are “identical” to the federal standards and gives them 180
days in which to comply.
- The legislation bars any state or local program from imposing any
administrative enforcement action regarding food adulteration, food
storage, preparation or food service. Local programs would be limited
to inspection of food preparation and service areas (this would
include only floors, ceilings, countertops and walls).
- The legislation would negatively impact the ability of state and
local programs to respond to acts of deliberate food contamination
such as a scenario involving terrorism. (Note on this point: when the
bill was passed by the House, last minute language was added that
stated that nothing in the provision of the bill was intended to
hamper the ability of state/local programs to respond to a food
terrorism incident. Unfortunately, the same regulatory authority
remains, and imposes on states an administrative and enforcement
scheme that is “identical” to federal requirements. This alone
would have the effect of hampering state/local response.)
- Another concern with regard to both terrorism and public safety in
general is the fact that within 180 days of passage and signature by
the President, this legislation would repeal all state and local
food protection statutes. If a state legislature did not act
within the 180- day window mandated by this legislation, then that
state (and all local jurisdictions within the state) would be left
with no food safety or protection authority.
- The preemption language in this bill is so vague and so broad that
potentially all food safety and protection standards would become a
function of one uniform federal standard imposed by this bill, and
regulated by the FDA. The disruption in food safety programs would be
massive. The Association of Food and Drug Officials (AFDO) estimates
that currently 80% of all food safety work conducted in the United
States is done by state and local government. The FDA is ill prepared
to assume these responsibilities for the entire country.
- The bill is being promoted as a uniform food labeling law. As
currently drafted it goes well beyond food label information
requirements. It preempts the state’s ability to enforce food safety
and protection regulations.
- The bill imposes a federal standard over food protection, removing
it from state control. With the loss of state control comes the very

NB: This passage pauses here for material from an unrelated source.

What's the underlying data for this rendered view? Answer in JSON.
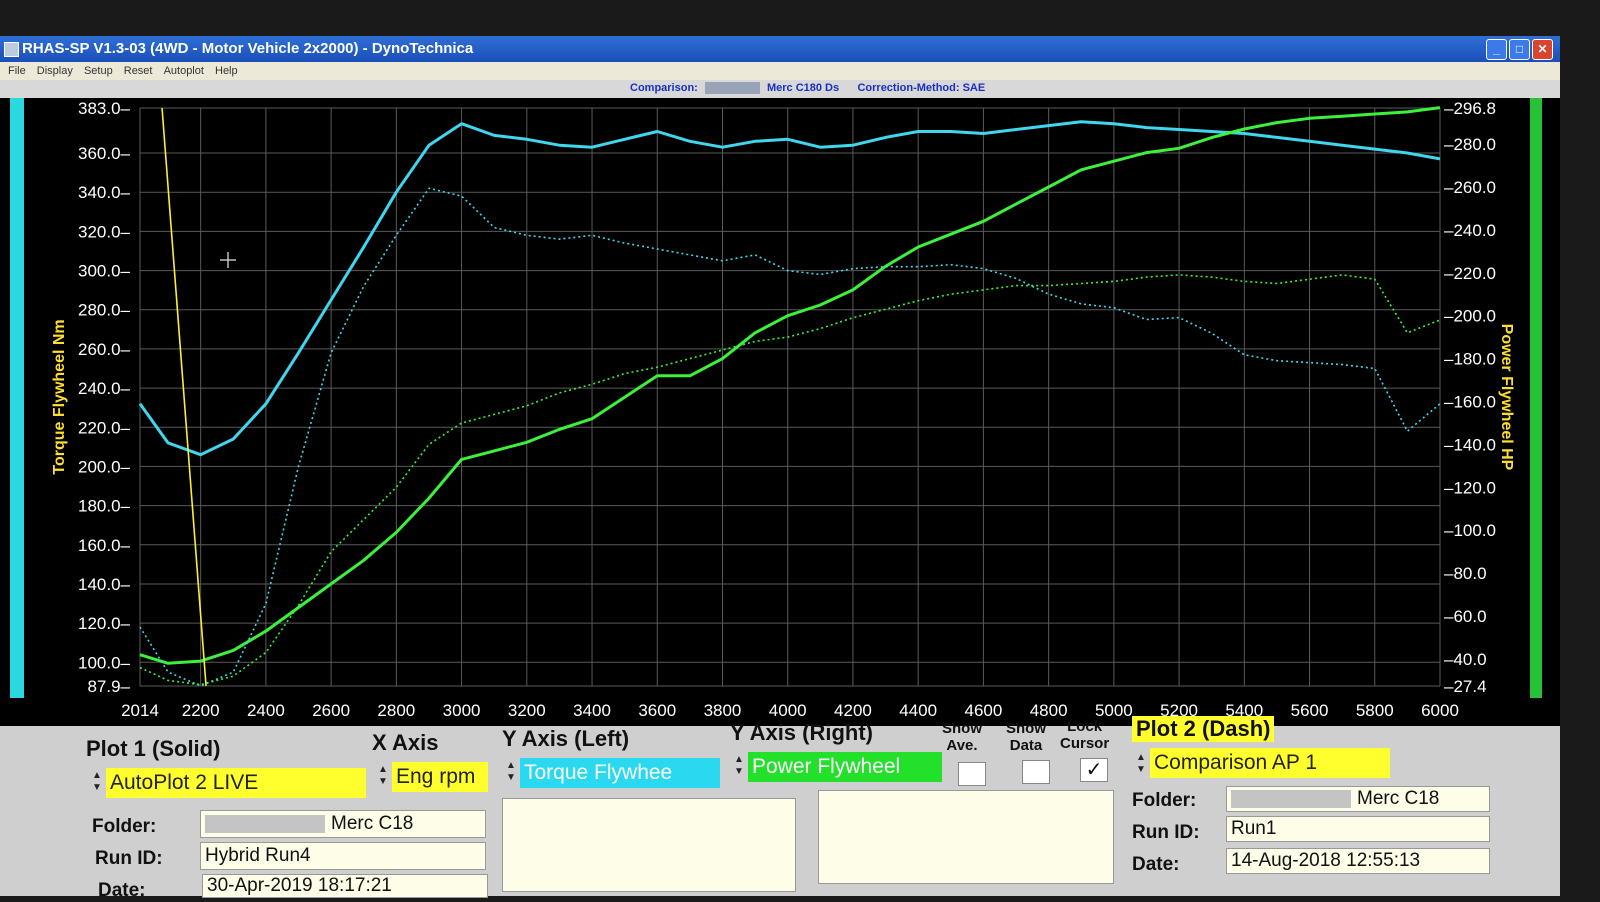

real possibility that states will no longer fund food protection
programs, since they have no longer have authority over such programs.
- AFDO has an additional concern that state laboratories and the
capacity they provide in food borne outbreak investigations and in
terrorism agent contamination analysis could be impaired or even lost.
- H.R. 4167 was drafted by and introduced on behalf of the large
multi-national food industry corporations. It passed through
subcommittees, the full committee and on to a floor vote of the US
House without a single hearing or without any testimony (written or
oral) on the impact of this legislation. A key point to be made in
the Senate is that hearings must be held on the legislation.